_Work required_. Locate each line with the string "password" in the listing below and copy it.

Segment Start: Given data

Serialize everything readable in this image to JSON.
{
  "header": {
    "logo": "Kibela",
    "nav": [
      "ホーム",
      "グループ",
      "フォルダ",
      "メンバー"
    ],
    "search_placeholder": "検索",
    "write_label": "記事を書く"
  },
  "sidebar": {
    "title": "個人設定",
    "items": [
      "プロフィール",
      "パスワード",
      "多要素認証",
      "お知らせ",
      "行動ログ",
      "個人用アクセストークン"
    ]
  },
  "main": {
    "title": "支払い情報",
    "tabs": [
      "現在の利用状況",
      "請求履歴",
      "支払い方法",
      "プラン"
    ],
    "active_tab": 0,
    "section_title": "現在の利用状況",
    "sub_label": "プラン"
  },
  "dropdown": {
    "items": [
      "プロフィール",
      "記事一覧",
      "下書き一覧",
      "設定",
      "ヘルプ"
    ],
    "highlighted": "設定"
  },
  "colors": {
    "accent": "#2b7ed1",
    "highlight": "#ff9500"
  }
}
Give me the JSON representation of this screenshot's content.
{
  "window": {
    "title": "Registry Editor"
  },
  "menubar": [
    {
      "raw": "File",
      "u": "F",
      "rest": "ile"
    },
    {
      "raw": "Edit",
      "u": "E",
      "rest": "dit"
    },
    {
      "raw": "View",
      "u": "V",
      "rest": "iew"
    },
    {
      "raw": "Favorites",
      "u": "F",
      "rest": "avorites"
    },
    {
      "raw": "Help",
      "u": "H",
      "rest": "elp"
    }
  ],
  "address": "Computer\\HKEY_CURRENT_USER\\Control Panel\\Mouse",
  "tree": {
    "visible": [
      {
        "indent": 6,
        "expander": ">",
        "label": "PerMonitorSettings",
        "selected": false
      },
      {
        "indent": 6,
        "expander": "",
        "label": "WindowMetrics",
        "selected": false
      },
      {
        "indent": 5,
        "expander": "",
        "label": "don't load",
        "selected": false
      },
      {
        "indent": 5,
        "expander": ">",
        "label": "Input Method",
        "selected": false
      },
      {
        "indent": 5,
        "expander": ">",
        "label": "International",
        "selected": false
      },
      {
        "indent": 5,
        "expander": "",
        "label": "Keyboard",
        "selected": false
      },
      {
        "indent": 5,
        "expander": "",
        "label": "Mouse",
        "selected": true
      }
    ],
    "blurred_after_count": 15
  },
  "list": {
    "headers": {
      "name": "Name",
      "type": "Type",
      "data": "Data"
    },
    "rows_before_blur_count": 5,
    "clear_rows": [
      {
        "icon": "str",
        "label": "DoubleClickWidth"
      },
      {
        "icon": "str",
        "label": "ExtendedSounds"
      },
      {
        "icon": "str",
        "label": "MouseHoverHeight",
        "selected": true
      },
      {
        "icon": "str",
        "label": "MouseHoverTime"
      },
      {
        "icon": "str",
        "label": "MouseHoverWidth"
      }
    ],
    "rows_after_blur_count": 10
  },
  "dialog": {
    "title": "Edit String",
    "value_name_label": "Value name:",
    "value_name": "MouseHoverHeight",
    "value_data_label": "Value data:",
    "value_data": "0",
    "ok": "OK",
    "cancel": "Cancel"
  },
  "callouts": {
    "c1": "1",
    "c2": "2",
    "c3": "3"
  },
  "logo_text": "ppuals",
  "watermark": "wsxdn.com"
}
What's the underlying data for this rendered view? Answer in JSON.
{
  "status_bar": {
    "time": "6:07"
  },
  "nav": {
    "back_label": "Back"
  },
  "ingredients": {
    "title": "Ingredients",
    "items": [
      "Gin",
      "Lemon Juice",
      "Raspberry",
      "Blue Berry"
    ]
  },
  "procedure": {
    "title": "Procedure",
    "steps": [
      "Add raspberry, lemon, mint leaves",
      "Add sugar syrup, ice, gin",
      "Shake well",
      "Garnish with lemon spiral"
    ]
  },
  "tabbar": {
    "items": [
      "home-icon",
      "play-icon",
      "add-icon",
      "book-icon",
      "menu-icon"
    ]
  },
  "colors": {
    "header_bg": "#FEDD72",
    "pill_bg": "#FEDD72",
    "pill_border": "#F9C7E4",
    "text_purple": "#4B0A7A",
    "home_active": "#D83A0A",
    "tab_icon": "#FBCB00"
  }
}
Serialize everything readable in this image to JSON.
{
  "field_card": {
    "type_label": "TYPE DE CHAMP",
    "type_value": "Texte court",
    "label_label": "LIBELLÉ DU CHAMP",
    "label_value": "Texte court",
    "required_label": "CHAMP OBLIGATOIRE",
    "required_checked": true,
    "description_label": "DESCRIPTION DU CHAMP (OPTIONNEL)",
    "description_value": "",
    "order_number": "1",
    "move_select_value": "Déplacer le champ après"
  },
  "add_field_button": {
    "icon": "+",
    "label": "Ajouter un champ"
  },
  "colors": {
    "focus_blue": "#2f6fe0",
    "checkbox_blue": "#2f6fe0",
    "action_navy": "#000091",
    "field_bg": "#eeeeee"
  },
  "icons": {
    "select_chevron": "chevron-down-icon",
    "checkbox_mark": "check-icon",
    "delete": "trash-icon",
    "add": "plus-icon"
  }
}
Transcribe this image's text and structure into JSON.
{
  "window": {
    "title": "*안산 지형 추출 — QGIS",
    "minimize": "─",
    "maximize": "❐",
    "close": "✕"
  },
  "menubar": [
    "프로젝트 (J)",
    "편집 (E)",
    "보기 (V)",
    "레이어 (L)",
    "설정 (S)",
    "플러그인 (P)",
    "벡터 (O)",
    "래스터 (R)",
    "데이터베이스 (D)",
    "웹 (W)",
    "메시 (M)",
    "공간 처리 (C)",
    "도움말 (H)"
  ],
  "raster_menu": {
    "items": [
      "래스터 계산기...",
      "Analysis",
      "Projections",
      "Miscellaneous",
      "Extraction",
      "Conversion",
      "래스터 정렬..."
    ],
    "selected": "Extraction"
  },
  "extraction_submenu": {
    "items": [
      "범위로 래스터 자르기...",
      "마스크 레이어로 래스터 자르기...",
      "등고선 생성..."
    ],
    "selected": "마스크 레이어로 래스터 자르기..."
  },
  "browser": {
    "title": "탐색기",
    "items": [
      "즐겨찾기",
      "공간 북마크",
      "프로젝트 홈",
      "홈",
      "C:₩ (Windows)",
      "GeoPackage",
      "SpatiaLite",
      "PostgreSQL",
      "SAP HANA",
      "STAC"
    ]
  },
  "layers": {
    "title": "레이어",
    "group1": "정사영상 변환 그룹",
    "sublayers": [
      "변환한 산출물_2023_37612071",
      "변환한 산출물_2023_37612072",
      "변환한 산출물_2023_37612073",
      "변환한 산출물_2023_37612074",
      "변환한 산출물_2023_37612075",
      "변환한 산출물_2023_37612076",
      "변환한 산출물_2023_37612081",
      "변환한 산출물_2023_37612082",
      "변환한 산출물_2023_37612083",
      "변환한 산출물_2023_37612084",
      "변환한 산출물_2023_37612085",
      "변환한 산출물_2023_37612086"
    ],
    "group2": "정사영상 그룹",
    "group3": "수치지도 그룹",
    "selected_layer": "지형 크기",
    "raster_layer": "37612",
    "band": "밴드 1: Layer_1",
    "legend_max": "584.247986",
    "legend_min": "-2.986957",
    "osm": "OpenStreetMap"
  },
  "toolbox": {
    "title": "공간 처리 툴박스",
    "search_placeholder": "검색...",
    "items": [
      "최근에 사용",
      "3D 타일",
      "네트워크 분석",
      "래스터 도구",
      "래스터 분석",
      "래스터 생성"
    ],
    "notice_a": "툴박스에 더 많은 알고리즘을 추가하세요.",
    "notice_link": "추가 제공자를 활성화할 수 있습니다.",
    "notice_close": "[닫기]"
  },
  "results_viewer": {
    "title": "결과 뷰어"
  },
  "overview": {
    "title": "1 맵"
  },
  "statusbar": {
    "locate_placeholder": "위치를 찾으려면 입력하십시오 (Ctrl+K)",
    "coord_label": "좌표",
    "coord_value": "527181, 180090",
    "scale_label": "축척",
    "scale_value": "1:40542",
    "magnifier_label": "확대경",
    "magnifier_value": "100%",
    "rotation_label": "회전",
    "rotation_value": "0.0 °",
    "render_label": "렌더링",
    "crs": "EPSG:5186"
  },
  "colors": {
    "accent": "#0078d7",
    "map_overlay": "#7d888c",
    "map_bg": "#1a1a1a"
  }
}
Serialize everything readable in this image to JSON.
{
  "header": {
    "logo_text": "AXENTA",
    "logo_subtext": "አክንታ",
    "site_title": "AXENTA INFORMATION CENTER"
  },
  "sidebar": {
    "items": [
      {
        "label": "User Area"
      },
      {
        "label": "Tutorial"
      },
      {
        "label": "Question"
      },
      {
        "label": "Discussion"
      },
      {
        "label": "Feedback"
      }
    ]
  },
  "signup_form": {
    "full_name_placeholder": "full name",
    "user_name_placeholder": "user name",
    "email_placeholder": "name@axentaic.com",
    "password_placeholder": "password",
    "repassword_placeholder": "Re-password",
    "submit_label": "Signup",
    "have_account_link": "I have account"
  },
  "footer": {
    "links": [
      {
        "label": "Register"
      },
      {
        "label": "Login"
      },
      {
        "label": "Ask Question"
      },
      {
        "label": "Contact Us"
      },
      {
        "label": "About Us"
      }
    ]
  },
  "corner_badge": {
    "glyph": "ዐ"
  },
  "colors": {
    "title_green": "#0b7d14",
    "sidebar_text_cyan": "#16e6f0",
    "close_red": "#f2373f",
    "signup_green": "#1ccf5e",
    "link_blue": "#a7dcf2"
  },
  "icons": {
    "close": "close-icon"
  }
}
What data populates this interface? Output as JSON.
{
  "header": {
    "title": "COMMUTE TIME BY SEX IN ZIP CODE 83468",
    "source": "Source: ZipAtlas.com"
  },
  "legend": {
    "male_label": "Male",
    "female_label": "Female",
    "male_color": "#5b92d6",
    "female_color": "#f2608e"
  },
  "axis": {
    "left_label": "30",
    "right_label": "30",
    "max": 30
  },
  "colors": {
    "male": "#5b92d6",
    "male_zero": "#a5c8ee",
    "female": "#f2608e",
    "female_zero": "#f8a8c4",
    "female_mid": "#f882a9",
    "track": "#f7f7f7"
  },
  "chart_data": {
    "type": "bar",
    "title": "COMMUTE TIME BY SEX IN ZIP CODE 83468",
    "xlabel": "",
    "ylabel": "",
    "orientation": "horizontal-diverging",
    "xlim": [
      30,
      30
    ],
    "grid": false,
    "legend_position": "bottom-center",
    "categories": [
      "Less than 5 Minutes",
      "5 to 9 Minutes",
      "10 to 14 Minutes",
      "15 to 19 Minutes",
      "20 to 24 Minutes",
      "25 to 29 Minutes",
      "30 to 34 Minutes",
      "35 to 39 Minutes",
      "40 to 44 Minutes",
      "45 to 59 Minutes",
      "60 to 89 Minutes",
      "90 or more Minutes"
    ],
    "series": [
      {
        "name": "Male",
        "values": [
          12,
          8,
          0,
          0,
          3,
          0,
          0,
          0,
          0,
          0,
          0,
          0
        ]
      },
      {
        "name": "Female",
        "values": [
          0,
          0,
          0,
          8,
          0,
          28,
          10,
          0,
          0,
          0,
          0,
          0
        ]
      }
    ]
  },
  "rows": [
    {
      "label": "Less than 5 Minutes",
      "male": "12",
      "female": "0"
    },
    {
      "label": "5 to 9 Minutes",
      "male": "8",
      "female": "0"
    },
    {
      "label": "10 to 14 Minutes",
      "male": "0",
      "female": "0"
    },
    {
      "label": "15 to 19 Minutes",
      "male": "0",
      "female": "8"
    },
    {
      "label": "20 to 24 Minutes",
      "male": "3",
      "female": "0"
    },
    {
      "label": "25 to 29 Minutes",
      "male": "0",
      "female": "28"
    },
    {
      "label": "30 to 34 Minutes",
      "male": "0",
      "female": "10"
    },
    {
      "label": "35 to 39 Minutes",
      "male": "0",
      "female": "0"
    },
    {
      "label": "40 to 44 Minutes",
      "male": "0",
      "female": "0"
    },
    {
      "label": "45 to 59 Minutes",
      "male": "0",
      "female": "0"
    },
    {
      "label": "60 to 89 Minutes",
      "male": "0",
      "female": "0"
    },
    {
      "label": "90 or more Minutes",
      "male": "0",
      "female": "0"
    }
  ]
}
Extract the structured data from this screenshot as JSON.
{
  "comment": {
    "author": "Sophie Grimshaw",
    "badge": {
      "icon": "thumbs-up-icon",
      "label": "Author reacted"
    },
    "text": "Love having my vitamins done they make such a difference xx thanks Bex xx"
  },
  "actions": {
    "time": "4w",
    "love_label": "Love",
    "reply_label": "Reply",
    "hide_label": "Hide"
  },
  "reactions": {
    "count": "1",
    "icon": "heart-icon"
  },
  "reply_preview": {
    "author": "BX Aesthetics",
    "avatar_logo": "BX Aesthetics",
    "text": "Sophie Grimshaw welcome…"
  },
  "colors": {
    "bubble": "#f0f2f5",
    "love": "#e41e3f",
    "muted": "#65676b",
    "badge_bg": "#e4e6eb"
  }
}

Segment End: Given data

_Exercise result_.
    "password_placeholder": "password",
    "repassword_placeholder": "Re-password",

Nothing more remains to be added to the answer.